Bills 33, Bengals 21—The SMA preseason prediction had the Bengals contending strongly for the AFC North crown. Hah! They’re 2-6 and just look lousy. They’re totally out of synch. They can score points, but when they do, their defense just gives ‘em right back. The Bills, on the other hand, are now a surprising 4-4. This after devastating injuries on both sides of the ball and some tough early losses. A totally scrappy bunch, and Dick Jauron’s an early favorite for AFC Coach of the Year.

Buccaneers 17, Cardinals 10—Look who’s leading the NFC South. It’s the 5-4 Bucs, behind the indefatigable Jeff Garcia. Predicting the Bucs’ fate is impossible—they simply don’t seem to have the horses or the staying power. But if they just take it one game at a time... Cards are a mediocre 3-5, and they truly look like a mediocrity. Yet they’re only a game out of the NFC West lead, so there is definitely something to play for.

Texans 24, Raiders 17—I said in the preseason that the Texans were an interesting team to watch. They’ve disappointed a little, but they’ve also had health problems with starting QB Matt Schaub. Yet they remain a competitive 4-5 in the tough AFC South, and Sage Rosenfels (one of my favorite NFL names) has stepped up as signal-caller and seems to have a knack for throwing big passes. They’re not done. The Raiders, however, at 2-6, just might be. They’re rotating their retread QBs, which maybe means that JaMarcus Russell’s debut can’t be far away. At least the Raiders aren’t embarrassing themselves like last year. Not yet, anyway.

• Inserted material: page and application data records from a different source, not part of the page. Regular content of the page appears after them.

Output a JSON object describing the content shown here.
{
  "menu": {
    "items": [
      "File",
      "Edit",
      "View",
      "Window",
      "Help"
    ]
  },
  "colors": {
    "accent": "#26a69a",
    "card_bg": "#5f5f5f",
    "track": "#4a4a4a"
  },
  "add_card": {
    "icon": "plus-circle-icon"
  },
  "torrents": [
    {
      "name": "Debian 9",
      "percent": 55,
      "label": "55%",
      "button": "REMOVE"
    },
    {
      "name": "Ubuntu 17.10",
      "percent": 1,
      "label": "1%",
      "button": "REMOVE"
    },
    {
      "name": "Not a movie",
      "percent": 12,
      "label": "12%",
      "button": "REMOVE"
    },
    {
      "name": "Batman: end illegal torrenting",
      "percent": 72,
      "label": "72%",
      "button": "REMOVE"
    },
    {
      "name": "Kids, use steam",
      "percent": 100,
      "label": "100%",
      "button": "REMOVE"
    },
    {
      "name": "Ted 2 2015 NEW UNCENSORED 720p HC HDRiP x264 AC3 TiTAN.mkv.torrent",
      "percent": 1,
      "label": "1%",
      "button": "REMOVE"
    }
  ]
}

Falcons 20, 49ers 16—Both teams are now 2-6. For the Falcons, that shows progress; for the Niners, it’s more disappointment, and their sixth loss in a row after a 2-0 start. Any news is good news for Atlanta, and QB Joey Harrington minimized mistakes and RB Warrick Dunn rushed for more than 100 yards.

Cowboys 38, Eagles 17—I turned this game off early on Sunday night. It kind of smelled like a dog of a contest, and indeed it was. Cowboys, now 7-1, look to be the class of the NFC. Eagles are 3-5, and got spanked at home by a rival they should always be up for. Andy Reid’s on-field troubles threaten to match his off-the-field woes.

Steelers 38, Ravens 7—Another prime-time stinker. Ravens generate no offense, and Steelers' Roethlisberger stands tall in the backfield and hurls five TD passes. Now 6-2, Pittsburgh looks like possibly the only legit candidate to ruin the Patriots' aspirations for a perfect season. They play at New England on Dec. 9. The Ravens get a crack at the Pats in Baltimore on the Monday night prior, Dec. 3.